§ Problem to solve
Copy, from the listing, every line in which the string "largest" is present.

========================================

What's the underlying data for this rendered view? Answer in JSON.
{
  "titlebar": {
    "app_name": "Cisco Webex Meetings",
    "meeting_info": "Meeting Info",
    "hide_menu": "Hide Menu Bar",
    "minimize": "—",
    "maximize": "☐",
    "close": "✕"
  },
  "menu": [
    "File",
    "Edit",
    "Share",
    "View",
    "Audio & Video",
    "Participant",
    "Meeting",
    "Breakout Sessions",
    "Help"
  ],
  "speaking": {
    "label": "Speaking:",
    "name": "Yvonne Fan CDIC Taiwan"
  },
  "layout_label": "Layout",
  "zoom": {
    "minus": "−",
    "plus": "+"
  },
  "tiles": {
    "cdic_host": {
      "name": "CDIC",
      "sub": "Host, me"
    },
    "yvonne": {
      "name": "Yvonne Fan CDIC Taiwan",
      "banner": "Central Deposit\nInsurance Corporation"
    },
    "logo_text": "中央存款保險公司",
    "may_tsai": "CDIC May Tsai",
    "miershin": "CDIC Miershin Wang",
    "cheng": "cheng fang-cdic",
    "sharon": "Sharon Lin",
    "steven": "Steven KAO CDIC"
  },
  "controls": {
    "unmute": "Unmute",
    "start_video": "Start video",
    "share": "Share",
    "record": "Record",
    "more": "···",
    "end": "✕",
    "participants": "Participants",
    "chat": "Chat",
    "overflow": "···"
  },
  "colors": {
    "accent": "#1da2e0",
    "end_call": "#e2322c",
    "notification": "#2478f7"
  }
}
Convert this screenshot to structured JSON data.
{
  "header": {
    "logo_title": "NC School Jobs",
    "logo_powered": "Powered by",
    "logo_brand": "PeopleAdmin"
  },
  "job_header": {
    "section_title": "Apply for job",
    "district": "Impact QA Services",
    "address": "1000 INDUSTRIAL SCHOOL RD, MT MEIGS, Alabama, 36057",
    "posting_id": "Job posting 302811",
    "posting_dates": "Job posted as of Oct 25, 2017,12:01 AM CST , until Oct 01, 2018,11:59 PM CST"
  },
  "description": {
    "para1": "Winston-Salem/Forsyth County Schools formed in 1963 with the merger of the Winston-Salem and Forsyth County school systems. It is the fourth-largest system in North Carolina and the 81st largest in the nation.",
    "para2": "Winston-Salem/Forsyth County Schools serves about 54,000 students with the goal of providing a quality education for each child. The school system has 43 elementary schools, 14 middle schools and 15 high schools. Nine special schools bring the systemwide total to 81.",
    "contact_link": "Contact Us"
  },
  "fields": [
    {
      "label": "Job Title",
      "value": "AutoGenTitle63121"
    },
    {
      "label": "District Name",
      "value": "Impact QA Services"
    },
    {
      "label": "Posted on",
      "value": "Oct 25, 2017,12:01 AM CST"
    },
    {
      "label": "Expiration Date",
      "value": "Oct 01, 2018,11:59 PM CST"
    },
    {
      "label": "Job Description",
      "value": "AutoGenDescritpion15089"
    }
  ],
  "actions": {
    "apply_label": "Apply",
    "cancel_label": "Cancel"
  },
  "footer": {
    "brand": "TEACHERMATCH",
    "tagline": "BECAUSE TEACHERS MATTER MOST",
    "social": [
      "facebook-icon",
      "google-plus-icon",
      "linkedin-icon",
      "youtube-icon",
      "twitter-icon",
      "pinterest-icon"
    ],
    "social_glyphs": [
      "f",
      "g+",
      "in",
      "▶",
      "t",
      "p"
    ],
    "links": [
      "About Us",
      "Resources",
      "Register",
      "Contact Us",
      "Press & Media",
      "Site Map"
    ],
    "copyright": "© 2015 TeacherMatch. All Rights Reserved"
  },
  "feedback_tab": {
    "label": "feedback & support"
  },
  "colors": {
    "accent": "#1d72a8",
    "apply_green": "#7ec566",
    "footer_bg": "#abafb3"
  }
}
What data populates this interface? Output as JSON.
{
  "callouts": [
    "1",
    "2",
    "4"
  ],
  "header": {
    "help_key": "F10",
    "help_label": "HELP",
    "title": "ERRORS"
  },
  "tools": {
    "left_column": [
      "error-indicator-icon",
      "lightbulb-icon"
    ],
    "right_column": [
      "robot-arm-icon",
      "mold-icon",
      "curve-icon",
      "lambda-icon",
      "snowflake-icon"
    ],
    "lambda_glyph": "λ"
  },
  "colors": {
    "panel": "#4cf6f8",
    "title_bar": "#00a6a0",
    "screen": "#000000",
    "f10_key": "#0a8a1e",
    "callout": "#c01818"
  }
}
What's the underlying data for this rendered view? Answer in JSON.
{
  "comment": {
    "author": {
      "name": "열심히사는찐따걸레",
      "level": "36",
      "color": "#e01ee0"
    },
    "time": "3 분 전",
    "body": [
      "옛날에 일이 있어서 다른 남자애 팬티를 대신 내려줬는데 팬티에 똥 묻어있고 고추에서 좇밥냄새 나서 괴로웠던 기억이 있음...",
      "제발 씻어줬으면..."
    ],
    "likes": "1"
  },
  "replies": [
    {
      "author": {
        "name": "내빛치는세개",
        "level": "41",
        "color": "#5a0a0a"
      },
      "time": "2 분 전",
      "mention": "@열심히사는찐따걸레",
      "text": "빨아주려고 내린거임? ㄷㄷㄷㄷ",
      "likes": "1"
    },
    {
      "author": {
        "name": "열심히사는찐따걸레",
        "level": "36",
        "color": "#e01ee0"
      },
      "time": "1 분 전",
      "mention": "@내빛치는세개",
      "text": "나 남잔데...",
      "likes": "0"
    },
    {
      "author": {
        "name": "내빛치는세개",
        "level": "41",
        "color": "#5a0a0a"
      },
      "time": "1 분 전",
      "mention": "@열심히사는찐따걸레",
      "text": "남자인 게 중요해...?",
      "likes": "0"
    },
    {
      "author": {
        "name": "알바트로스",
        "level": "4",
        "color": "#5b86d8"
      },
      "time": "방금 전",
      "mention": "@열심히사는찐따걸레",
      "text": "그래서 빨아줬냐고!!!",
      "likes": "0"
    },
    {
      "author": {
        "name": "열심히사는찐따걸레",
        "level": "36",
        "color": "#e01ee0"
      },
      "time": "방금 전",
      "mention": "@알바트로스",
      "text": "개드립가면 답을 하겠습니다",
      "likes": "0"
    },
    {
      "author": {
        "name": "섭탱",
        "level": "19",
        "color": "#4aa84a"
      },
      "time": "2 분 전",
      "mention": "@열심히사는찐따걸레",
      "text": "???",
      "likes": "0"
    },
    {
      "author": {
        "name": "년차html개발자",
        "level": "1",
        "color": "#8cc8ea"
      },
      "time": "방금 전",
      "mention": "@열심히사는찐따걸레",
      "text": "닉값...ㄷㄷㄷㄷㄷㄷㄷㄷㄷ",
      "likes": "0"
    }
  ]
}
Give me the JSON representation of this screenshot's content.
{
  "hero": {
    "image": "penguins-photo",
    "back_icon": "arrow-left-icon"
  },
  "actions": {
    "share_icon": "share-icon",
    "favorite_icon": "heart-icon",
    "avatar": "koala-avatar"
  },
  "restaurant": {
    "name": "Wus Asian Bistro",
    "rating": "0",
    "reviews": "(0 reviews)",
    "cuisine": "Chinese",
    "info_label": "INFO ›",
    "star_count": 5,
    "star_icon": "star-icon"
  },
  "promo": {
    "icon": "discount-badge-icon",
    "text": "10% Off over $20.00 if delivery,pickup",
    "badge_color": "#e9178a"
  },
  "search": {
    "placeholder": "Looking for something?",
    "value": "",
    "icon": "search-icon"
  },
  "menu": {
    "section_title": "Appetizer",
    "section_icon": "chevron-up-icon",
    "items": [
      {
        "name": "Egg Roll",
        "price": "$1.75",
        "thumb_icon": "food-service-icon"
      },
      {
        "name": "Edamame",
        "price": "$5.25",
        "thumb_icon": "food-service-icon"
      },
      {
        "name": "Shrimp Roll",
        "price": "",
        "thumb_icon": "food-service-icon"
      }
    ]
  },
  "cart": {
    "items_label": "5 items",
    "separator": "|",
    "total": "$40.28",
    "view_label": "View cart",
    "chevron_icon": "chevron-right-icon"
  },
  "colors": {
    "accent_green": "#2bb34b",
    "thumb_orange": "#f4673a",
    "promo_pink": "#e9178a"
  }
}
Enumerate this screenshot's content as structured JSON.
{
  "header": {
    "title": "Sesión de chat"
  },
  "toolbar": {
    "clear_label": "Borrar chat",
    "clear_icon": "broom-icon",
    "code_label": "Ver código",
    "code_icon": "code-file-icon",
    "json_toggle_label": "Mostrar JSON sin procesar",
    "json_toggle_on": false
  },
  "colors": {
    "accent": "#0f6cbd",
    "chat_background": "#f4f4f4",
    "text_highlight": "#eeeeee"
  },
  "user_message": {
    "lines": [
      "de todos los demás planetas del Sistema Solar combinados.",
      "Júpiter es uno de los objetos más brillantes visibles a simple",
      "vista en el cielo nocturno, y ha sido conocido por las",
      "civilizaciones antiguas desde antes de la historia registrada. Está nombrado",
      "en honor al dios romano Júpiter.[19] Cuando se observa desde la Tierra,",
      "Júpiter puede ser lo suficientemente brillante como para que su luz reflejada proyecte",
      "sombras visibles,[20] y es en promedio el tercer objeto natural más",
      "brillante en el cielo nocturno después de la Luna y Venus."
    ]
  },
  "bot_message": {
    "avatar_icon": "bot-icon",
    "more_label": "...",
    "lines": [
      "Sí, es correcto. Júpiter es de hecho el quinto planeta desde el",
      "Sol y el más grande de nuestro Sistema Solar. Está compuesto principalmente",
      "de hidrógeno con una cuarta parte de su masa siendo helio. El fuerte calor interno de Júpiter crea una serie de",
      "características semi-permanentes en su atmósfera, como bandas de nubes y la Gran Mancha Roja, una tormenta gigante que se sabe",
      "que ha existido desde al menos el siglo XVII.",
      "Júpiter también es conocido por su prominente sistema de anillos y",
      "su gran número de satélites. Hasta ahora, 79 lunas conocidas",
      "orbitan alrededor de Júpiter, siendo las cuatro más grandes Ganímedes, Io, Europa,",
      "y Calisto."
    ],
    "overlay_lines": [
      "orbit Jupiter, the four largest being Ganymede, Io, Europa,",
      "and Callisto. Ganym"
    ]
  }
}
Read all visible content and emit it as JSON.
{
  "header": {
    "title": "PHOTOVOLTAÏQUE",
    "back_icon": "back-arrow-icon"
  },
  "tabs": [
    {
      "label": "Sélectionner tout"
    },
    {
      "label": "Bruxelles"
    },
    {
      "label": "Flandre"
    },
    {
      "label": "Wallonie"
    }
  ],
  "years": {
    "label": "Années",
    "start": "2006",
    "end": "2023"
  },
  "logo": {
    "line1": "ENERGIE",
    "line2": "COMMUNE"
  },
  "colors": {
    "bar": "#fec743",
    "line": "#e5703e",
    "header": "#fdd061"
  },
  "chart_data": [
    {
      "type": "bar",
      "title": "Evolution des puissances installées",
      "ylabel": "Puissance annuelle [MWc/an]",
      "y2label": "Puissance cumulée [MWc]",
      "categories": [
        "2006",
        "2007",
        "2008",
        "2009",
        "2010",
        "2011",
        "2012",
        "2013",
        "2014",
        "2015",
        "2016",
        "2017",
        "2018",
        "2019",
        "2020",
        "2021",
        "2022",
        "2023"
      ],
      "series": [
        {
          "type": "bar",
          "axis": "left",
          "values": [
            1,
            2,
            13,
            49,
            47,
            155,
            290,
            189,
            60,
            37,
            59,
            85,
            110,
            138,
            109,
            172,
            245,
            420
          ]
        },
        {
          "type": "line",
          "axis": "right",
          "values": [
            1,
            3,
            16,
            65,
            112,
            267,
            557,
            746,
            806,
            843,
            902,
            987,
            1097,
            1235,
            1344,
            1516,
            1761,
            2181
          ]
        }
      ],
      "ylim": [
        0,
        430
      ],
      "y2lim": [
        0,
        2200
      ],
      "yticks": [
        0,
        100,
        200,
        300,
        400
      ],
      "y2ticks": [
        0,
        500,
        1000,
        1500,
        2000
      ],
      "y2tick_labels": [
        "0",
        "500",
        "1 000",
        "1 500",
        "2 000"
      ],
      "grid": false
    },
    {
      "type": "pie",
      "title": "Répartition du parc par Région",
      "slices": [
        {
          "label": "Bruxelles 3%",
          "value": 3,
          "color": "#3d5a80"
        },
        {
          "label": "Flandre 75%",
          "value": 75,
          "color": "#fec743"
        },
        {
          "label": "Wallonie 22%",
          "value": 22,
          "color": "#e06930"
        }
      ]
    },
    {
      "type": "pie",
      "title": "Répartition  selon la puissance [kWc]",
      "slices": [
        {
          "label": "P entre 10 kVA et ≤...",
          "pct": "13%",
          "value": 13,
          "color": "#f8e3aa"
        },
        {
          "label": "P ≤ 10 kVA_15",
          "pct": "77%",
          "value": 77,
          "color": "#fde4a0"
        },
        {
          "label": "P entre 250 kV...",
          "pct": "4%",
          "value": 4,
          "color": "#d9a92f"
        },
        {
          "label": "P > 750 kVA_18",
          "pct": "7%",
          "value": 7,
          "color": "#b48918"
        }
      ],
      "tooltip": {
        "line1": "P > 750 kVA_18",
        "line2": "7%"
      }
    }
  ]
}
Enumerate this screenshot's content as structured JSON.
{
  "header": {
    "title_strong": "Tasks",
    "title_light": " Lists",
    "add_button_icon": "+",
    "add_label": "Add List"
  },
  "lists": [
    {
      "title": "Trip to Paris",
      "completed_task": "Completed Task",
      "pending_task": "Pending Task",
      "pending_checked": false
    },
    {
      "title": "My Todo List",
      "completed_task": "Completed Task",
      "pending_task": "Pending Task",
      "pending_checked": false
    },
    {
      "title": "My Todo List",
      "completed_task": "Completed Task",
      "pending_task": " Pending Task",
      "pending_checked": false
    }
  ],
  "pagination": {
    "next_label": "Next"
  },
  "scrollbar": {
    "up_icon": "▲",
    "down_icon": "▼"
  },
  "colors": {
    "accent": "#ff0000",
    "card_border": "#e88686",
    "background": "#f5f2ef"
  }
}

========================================

§ Written answer
    "para1": "Winston-Salem/Forsyth County Schools formed in 1963 with the merger of the Winston-Salem and Forsyth County school systems. It is the fourth-largest system in North Carolina and the 81st largest in the nation.",
      "orbit Jupiter, the four largest being Ganymede, Io, Europa,",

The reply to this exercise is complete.